Florida Gov. Rick Scott’s (R) chief election official issued new rules Monday night that could hamper absentee voting, just months before Floridians in the state’s 13th Congressional district take part in a special election to replace the late Rep. C.W. Bill Young (R). The seat was held by Republicans for decades, but is now considered a tossup.
The move surprised some election supervisors, who confirmed to ThinkProgress that Secretary of State Ken Detzner had not consulted them before announcing the change. Under the new rule, Floridians will be prohibited from dropping off their absentee ballots at “libraries, tax collectors’ branch offices and other places” and will only be allowed to mail-in their selections or deposit them at local election offices.
Detzner claims that the rule change clarifies established statutory language and establishes “uniformity,” but some supervisors fear that it could have the effect of suppressing voter turnout.
“I was surprised, to say the least,” Ann McFall, Volusia’s Supervisor of Elections told ThinkProgress. “I just have one office and no ‘drop boxes.” Under the new rules, “people who like to save postage and drop it off at an early voting site” could no longer do so. “Why create a problem when none currently exists?” she asked. “If the Secretary of State were to call me, I would ask why not wait until the winter conference in a few weeks to get ideas from the [Supervisors of Elections]?”
Pinellas County Supervisor of Elections Deborah Clark had a similar reaction. She told The Tampa Bay Times, “I’m very worried about this. I’m just stunned.” Pinellas county “has used dropoff sites since 2008 and used 14 in the 2012 general election,” when 42 percent of the county’s absentee ballot total were left at dropoff sites.
Duval County Supervisor of Elections Jerry Holland added that the rule would not impact his county, as Duval is one of two that pays for a return postage on an absentee ballot, and disputed charges of voter suppression. “[V]oters will overcome any obstacle and vote, the ballot is designed to be mailed and the voter has not lost that option,” he said.

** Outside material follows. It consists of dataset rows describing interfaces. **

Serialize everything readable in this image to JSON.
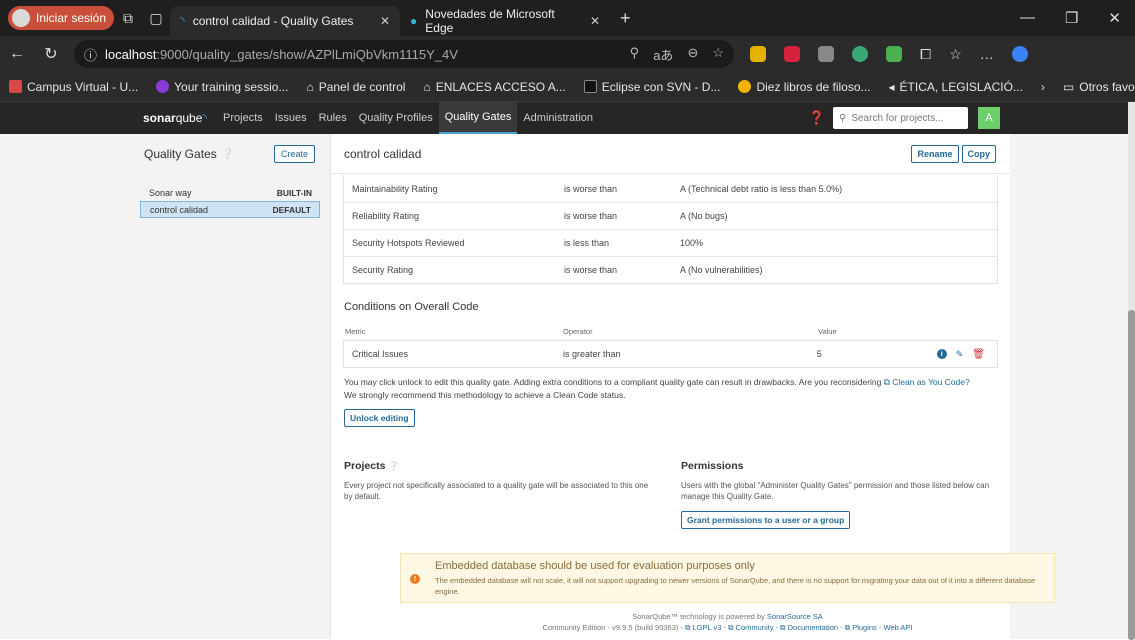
{
  "browser": {
    "profile_label": "Iniciar sesión",
    "tabs": [
      {
        "title": "control calidad - Quality Gates",
        "active": true
      },
      {
        "title": "Novedades de Microsoft Edge",
        "active": false
      }
    ],
    "url_host": "localhost",
    "url_path": ":9000/quality_gates/show/AZPlLmiQbVkm1115Y_4V",
    "bookmarks": [
      "Campus Virtual - U...",
      "Your training sessio...",
      "Panel de control",
      "ENLACES ACCESO A...",
      "Eclipse con SVN - D...",
      "Diez libros de filoso...",
      "ÉTICA, LEGISLACIÓ..."
    ],
    "other_favorites": "Otros favoritos"
  },
  "sonar_nav": {
    "logo_bold": "sonar",
    "logo_rest": "qube",
    "items": [
      "Projects",
      "Issues",
      "Rules",
      "Quality Profiles",
      "Quality Gates",
      "Administration"
    ],
    "active_index": 4,
    "search_placeholder": "Search for projects...",
    "avatar_letter": "A"
  },
  "sidebar": {
    "title": "Quality Gates",
    "create_label": "Create",
    "gates": [
      {
        "name": "Sonar way",
        "tag": "BUILT-IN",
        "selected": false
      },
      {
        "name": "control calidad",
        "tag": "DEFAULT",
        "selected": true
      }
    ]
  },
  "main": {
    "title": "control calidad",
    "rename_label": "Rename",
    "copy_label": "Copy",
    "conditions": [
      {
        "metric": "Maintainability Rating",
        "operator": "is worse than",
        "value": "A  (Technical debt ratio is less than 5.0%)"
      },
      {
        "metric": "Reliability Rating",
        "operator": "is worse than",
        "value": "A  (No bugs)"
      },
      {
        "metric": "Security Hotspots Reviewed",
        "operator": "is less than",
        "value": "100%"
      },
      {
        "metric": "Security Rating",
        "operator": "is worse than",
        "value": "A  (No vulnerabilities)"
      }
    ],
    "overall_title": "Conditions on Overall Code",
    "overall_headers": {
      "metric": "Metric",
      "operator": "Operator",
      "value": "Value"
    },
    "overall_conditions": [
      {
        "metric": "Critical Issues",
        "operator": "is greater than",
        "value": "5"
      }
    ],
    "note_line1": "You may click unlock to edit this quality gate. Adding extra conditions to a compliant quality gate can result in drawbacks. Are you reconsidering",
    "note_link": "Clean as You Code?",
    "note_line2": "We strongly recommend this methodology to achieve a Clean Code status.",
    "unlock_label": "Unlock editing",
    "projects_title": "Projects",
    "projects_text": "Every project not specifically associated to a quality gate will be associated to this one by default.",
    "permissions_title": "Permissions",
    "permissions_text": "Users with the global \"Administer Quality Gates\" permission and those listed below can manage this Quality Gate.",
    "grant_label": "Grant permissions to a user or a group"
  },
  "warning": {
    "title": "Embedded database should be used for evaluation purposes only",
    "text": "The embedded database will not scale, it will not support upgrading to newer versions of SonarQube, and there is no support for migrating your data out of it into a different database engine."
  },
  "footer": {
    "line1_prefix": "SonarQube™ technology is powered by",
    "line1_link": "SonarSource SA",
    "edition": "Community Edition - v9.9.5 (build 90363) -",
    "links": [
      "LGPL v3",
      "Community",
      "Documentation",
      "Plugins",
      "Web API"
    ]
  },
  "colors": {
    "accent": "#236a97",
    "delete": "#d4333f",
    "warning_bg": "#fcf8e3",
    "nav_bg": "#262626"
  }
}
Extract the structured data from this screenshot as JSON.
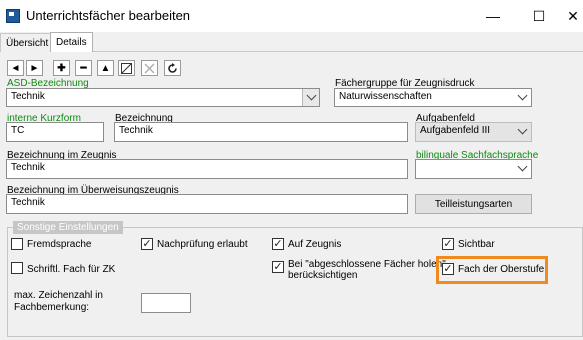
{
  "window": {
    "title": "Unterrichtsfächer bearbeiten",
    "minimize": "—",
    "maximize": "☐",
    "close": "✕"
  },
  "tabs": [
    {
      "label": "Übersicht"
    },
    {
      "label": "Details"
    }
  ],
  "toolbar": {
    "prev": "◄",
    "next": "►",
    "add": "✚",
    "remove": "━",
    "up": "▲"
  },
  "fields": {
    "asd_label": "ASD-Bezeichnung",
    "asd_value": "Technik",
    "faechergruppe_label": "Fächergruppe für Zeugnisdruck",
    "faechergruppe_value": "Naturwissenschaften",
    "kurzform_label": "interne Kurzform",
    "kurzform_value": "TC",
    "bezeichnung_label": "Bezeichnung",
    "bezeichnung_value": "Technik",
    "aufgabenfeld_label": "Aufgabenfeld",
    "aufgabenfeld_value": "Aufgabenfeld III",
    "zeugnis_label": "Bezeichnung im Zeugnis",
    "zeugnis_value": "Technik",
    "bilingual_label": "bilinguale Sachfachsprache",
    "bilingual_value": "",
    "ueberweisung_label": "Bezeichnung im Überweisungszeugnis",
    "ueberweisung_value": "Technik",
    "teilleistung_button": "Teilleistungsarten"
  },
  "settings": {
    "title": "Sonstige Einstellungen",
    "fremdsprache": {
      "label": "Fremdsprache",
      "checked": false
    },
    "nachpruefung": {
      "label": "Nachprüfung erlaubt",
      "checked": true
    },
    "auf_zeugnis": {
      "label": "Auf Zeugnis",
      "checked": true
    },
    "sichtbar": {
      "label": "Sichtbar",
      "checked": true
    },
    "schriftl": {
      "label": "Schriftl. Fach für ZK",
      "checked": false
    },
    "abgeschlossen": {
      "label_line1": "Bei \"abgeschlossene Fächer holen\"",
      "label_line2": "berücksichtigen",
      "checked": true
    },
    "oberstufe": {
      "label": "Fach der Oberstufe",
      "checked": true
    },
    "zeichenzahl_line1": "max. Zeichenzahl in",
    "zeichenzahl_line2": "Fachbemerkung:",
    "zeichenzahl_value": ""
  },
  "colors": {
    "highlight": "#f08a1e",
    "green_label": "#108a10"
  }
}
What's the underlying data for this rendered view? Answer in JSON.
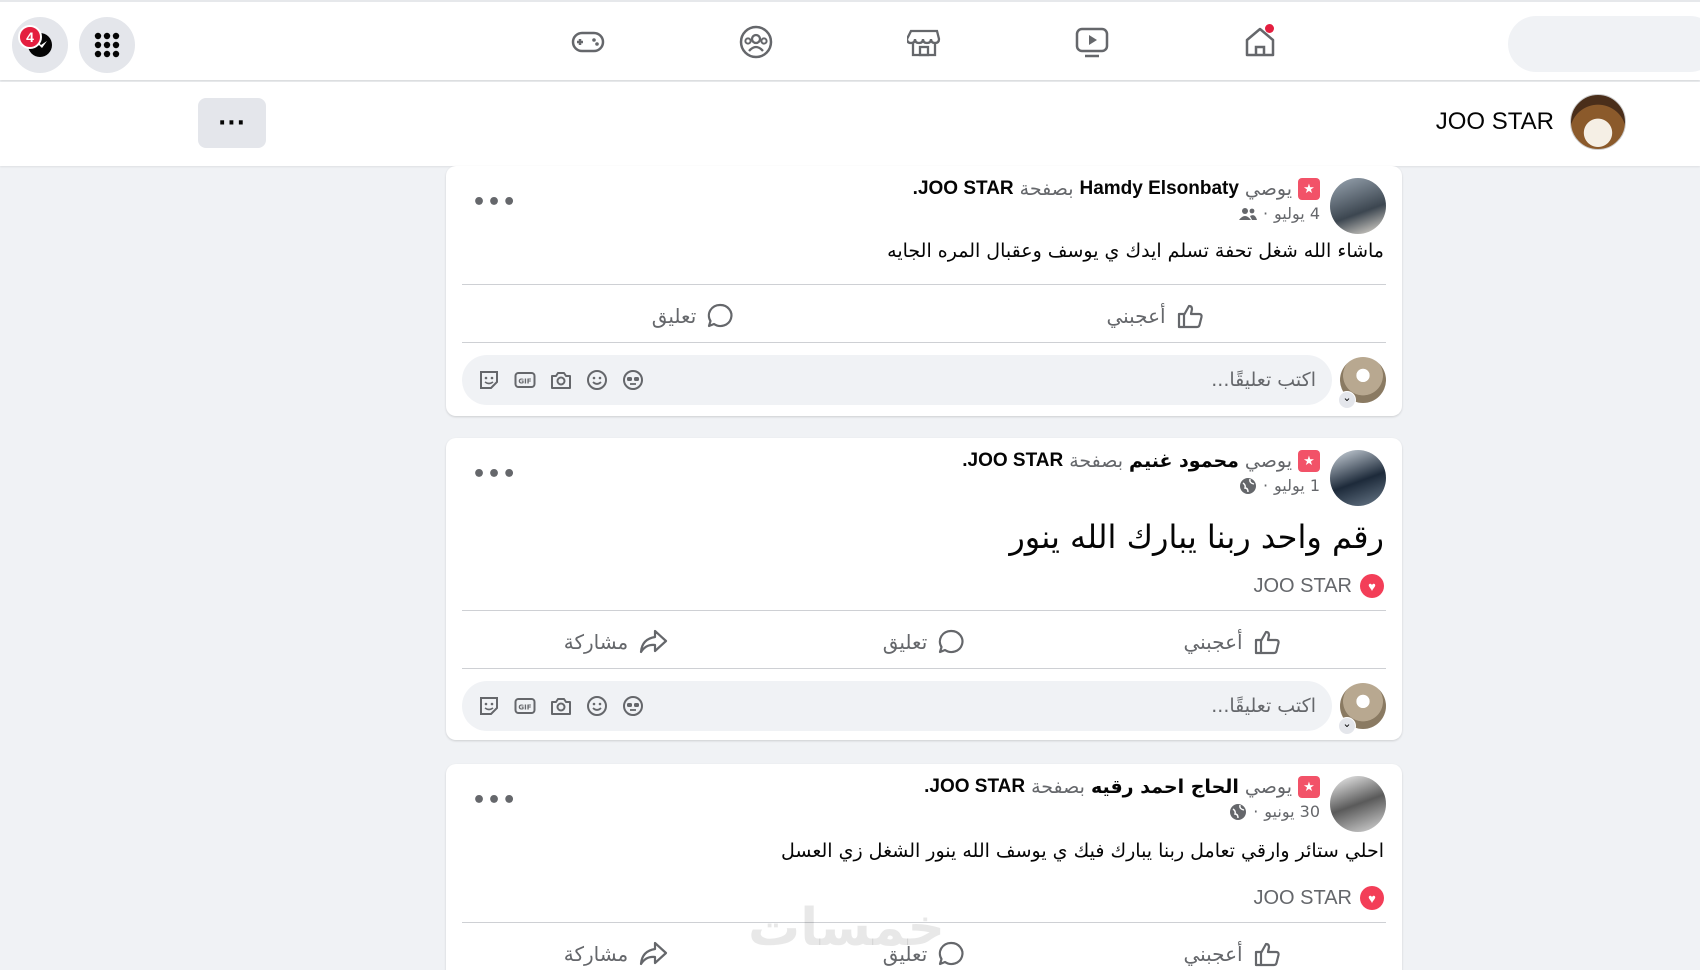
{
  "topbar": {
    "messenger_badge": "4",
    "nav_icons": [
      "gaming-icon",
      "groups-icon",
      "marketplace-icon",
      "watch-icon",
      "home-icon"
    ]
  },
  "page": {
    "name": "JOO STAR",
    "more_label": "···"
  },
  "strings": {
    "recommends": "يوصي",
    "page_prefix": "بصفحة",
    "like": "أعجبني",
    "comment": "تعليق",
    "share": "مشاركة",
    "comment_placeholder": "اكتب تعليقًا...",
    "more_dots": "•••"
  },
  "posts": [
    {
      "author": "Hamdy Elsonbaty",
      "page": "JOO STAR.",
      "date": "4 يوليو",
      "audience": "friends-icon",
      "text": "ماشاء الله شغل تحفة تسلم ايدك ي يوسف وعقبال المره الجايه",
      "reaction": ""
    },
    {
      "author": "محمود غنيم",
      "page": "JOO STAR.",
      "date": "1 يوليو",
      "audience": "public-icon",
      "text": "رقم واحد ربنا يبارك الله ينور",
      "reaction": "JOO STAR"
    },
    {
      "author": "الحاج احمد رقيه",
      "page": "JOO STAR.",
      "date": "30 يونيو",
      "audience": "public-icon",
      "text": "احلي ستائر وارقي تعامل ربنا يبارك فيك ي يوسف الله ينور الشغل زي العسل",
      "reaction": "JOO STAR"
    }
  ],
  "watermark": "خمسات",
  "colors": {
    "accent_red": "#e41e3f",
    "love_red": "#f33e58",
    "recommend_pink": "#f25268",
    "text_grey": "#65676b",
    "background": "#f0f2f5"
  }
}
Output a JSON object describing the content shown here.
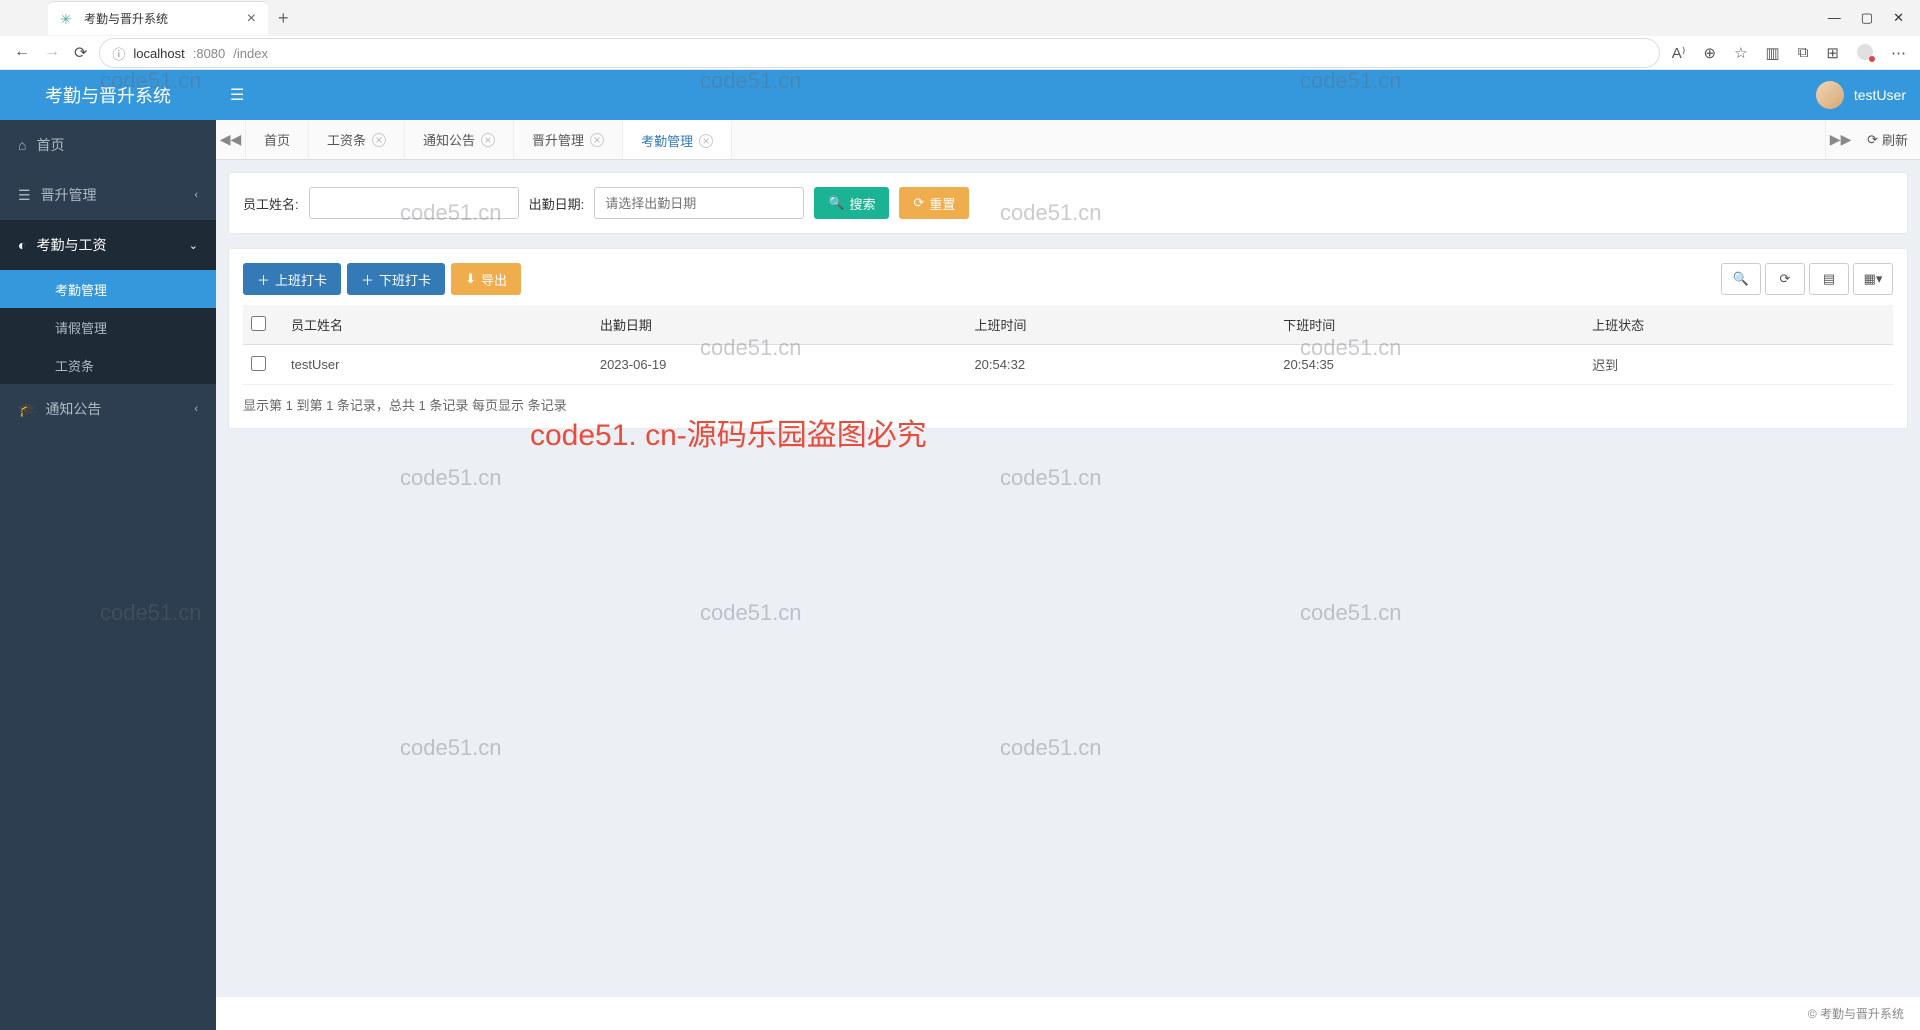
{
  "browser": {
    "tab_title": "考勤与晋升系统",
    "url_host": "localhost",
    "url_port": ":8080",
    "url_path": "/index"
  },
  "brand": "考勤与晋升系统",
  "user": {
    "name": "testUser"
  },
  "sidebar": {
    "home": "首页",
    "promotion": "晋升管理",
    "attendance_pay": "考勤与工资",
    "sub": {
      "attendance": "考勤管理",
      "leave": "请假管理",
      "salary": "工资条"
    },
    "notice": "通知公告"
  },
  "tabs": {
    "home": "首页",
    "salary": "工资条",
    "notice": "通知公告",
    "promotion": "晋升管理",
    "attendance": "考勤管理",
    "refresh": "刷新"
  },
  "search": {
    "name_label": "员工姓名:",
    "date_label": "出勤日期:",
    "date_placeholder": "请选择出勤日期",
    "search_btn": "搜索",
    "reset_btn": "重置"
  },
  "toolbar": {
    "clockin": "上班打卡",
    "clockout": "下班打卡",
    "export": "导出"
  },
  "table": {
    "headers": {
      "name": "员工姓名",
      "date": "出勤日期",
      "in_time": "上班时间",
      "out_time": "下班时间",
      "status": "上班状态"
    },
    "rows": [
      {
        "name": "testUser",
        "date": "2023-06-19",
        "in_time": "20:54:32",
        "out_time": "20:54:35",
        "status": "迟到"
      }
    ]
  },
  "pager": {
    "text": "显示第 1 到第 1 条记录，总共 1 条记录  每页显示  条记录"
  },
  "footer": "© 考勤与晋升系统",
  "watermarks": {
    "small": "code51.cn",
    "big": "code51. cn-源码乐园盗图必究"
  }
}
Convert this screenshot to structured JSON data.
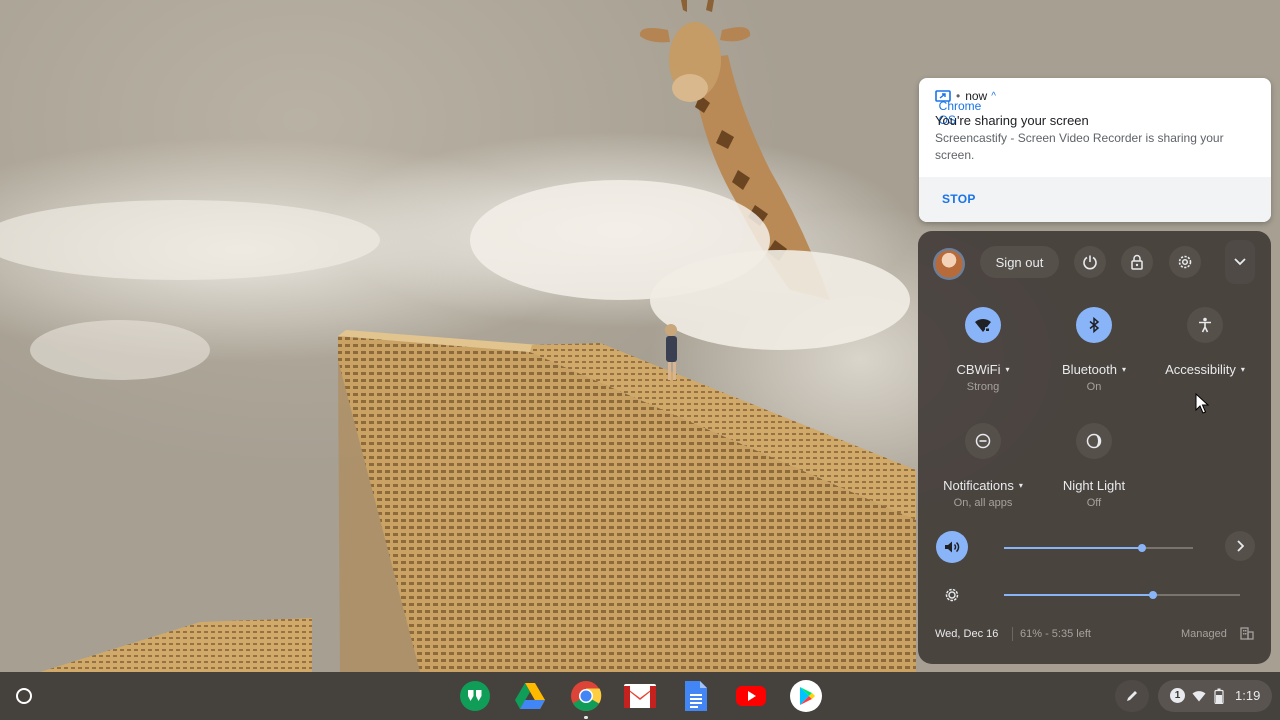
{
  "notification": {
    "app_name": "Chrome OS",
    "dot": "•",
    "time": "now",
    "caret": "^",
    "title": "You're sharing your screen",
    "body": "Screencastify - Screen Video Recorder is sharing your screen.",
    "action": "STOP"
  },
  "quick_settings": {
    "sign_out_label": "Sign out",
    "tiles": [
      {
        "label": "CBWiFi",
        "sub": "Strong",
        "icon": "wifi-icon",
        "on": true
      },
      {
        "label": "Bluetooth",
        "sub": "On",
        "icon": "bluetooth-icon",
        "on": true
      },
      {
        "label": "Accessibility",
        "sub": "",
        "icon": "accessibility-icon",
        "on": false
      },
      {
        "label": "Notifications",
        "sub": "On, all apps",
        "icon": "do-not-disturb-icon",
        "on": false
      },
      {
        "label": "Night Light",
        "sub": "Off",
        "icon": "night-light-icon",
        "on": false
      }
    ],
    "volume_level": 0.73,
    "brightness_level": 0.63,
    "date": "Wed, Dec 16",
    "battery": "61% - 5:35 left",
    "managed": "Managed",
    "tri": "▾"
  },
  "shelf": {
    "apps": [
      "hangouts-chat-icon",
      "google-drive-icon",
      "chrome-icon",
      "gmail-icon",
      "google-docs-icon",
      "youtube-icon",
      "play-store-icon"
    ],
    "notification_count": "1",
    "time": "1:19"
  },
  "colors": {
    "accent": "#8ab4f8",
    "notif_link": "#1a73e8",
    "panel": "#423c38"
  }
}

Detzner has a history of limiting voters’ access, however. In 2012, the state created a voter purge list full of suspected non-citizens, which was mainly comprised of Latino, African and Asian Americans. The list was full of mistakes, targeting U.S. citizens because of a misspelled name or outdated address. County election supervisors refused to go along with the purge, and the Justice Department sued over possible racial discrimination. Detzner eventually apologized for the effort.